A study to assess whether patients prescribed smoking cessation drugs are at an increased risk of suicide, self-harm and treated depression compared with users of nicotine replacement therapy has found no evidence of an increased risk.
A new editorial released this week offers clarity and structure on confusing drug and alcohol addiction terminology for prescribers, users and regulators. "Through a glass darkly: can we improve clarity about mechanism and aims of medications in drug and alcohol treatments?" is published in the Journal of Psychopharmacology, the official journal of the British Association for Psychopharmacology, published by SAGE.
22nd Century Group, Inc., a company focused on smoking cessation and tobacco harm reduction products, announced today that enrollment of its X-22 Phase II-B clinical trial has been successfully completed; 234 smokers have been randomized in the double-blind, active-controlled, multi-center smoking cessation study.
With rise obesity around the world there should have been a number of drugs to combat it. The reality is different. There are no safe and effective drugs in the market at present.
22nd Century Group, Inc., a company focused on smoking cessation and tobacco harm reduction products, today announced that its wholly-owned subsidiary, 22nd Century Limited, LLC, enrolled the first patients in its Phase II-B clinical trial for X-22, a prescription smoking cessation aid in development.
22nd Century Group, Inc., a company focused on smoking cessation and tobacco harm reduction products, today announced that the U.S. Food & Drug Administration (FDA) has cleared an Investigational New Drug (IND) Application to conduct a Phase II-B clinical trial using X-22, a prescription smoking cessation aid in development.

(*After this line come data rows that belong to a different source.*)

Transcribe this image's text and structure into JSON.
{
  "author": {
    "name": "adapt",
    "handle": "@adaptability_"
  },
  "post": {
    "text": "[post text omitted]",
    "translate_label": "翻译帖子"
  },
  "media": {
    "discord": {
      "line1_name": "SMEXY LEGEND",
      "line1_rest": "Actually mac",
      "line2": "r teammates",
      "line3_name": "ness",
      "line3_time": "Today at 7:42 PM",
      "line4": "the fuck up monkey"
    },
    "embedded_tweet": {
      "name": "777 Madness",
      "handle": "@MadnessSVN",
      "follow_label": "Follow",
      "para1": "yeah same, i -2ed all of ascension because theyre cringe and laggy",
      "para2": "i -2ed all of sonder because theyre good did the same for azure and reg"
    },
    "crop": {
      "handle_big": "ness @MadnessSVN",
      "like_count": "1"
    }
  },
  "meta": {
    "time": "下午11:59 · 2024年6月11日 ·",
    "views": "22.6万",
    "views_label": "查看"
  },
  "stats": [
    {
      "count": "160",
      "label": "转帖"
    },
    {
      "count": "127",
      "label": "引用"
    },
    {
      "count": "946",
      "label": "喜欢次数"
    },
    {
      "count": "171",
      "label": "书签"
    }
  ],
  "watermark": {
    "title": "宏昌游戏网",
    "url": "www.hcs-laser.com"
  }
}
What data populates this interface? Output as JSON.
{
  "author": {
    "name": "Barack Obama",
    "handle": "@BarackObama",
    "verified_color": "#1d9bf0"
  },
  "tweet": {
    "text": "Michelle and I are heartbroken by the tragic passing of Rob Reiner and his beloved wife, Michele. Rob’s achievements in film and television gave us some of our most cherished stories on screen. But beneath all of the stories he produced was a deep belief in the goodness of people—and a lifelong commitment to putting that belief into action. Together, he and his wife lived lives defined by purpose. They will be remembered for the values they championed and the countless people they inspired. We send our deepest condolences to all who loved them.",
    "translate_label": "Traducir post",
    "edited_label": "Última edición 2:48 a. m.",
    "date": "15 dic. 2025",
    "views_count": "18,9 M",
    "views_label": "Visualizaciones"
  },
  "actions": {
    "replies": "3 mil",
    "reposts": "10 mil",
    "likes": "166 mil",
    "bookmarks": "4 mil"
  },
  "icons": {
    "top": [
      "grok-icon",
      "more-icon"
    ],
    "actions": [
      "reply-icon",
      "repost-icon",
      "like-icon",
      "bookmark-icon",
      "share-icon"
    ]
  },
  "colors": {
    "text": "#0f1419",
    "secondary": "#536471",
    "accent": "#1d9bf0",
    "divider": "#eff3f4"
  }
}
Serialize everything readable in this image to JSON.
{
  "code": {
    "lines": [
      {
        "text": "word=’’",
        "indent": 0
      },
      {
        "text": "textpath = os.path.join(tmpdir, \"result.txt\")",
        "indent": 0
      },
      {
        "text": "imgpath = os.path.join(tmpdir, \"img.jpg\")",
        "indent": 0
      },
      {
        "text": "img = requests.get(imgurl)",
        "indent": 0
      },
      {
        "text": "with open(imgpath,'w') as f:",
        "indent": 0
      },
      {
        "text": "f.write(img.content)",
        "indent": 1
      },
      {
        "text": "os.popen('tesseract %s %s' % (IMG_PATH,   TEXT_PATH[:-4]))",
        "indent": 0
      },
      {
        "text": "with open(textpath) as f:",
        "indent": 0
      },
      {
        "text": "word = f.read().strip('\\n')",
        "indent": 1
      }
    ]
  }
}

22nd Century Group, Inc., a company focused on smoking cessation and tobacco harm reduction, announced today that 22nd Century Limited, LLC submitted an Investigational New Drug Application (IND) to the U.S. Food & Drug Administration (FDA) for X-22, a prescription smoking cessation aid in development.
22nd Century Limited, LLC, a company focused on smoking cessation and tobacco harm reduction products, announced that it has been awarded $244,000 in grant funding as part of the U.S. Government's Qualifying Therapeutic Discovery Project (QTDP) program.
Researchers may have pinpointed a reason many smokers struggle to quit. According to new research published in the journal Addiction, smokers with a history of anxiety disorders are less likely to quit smoking. The study, conducted by the University of Wisconsin Center for Tobacco Research and Intervention (UW-CTRI), offered free coaching and medications to smokers in Madison and Milwaukee.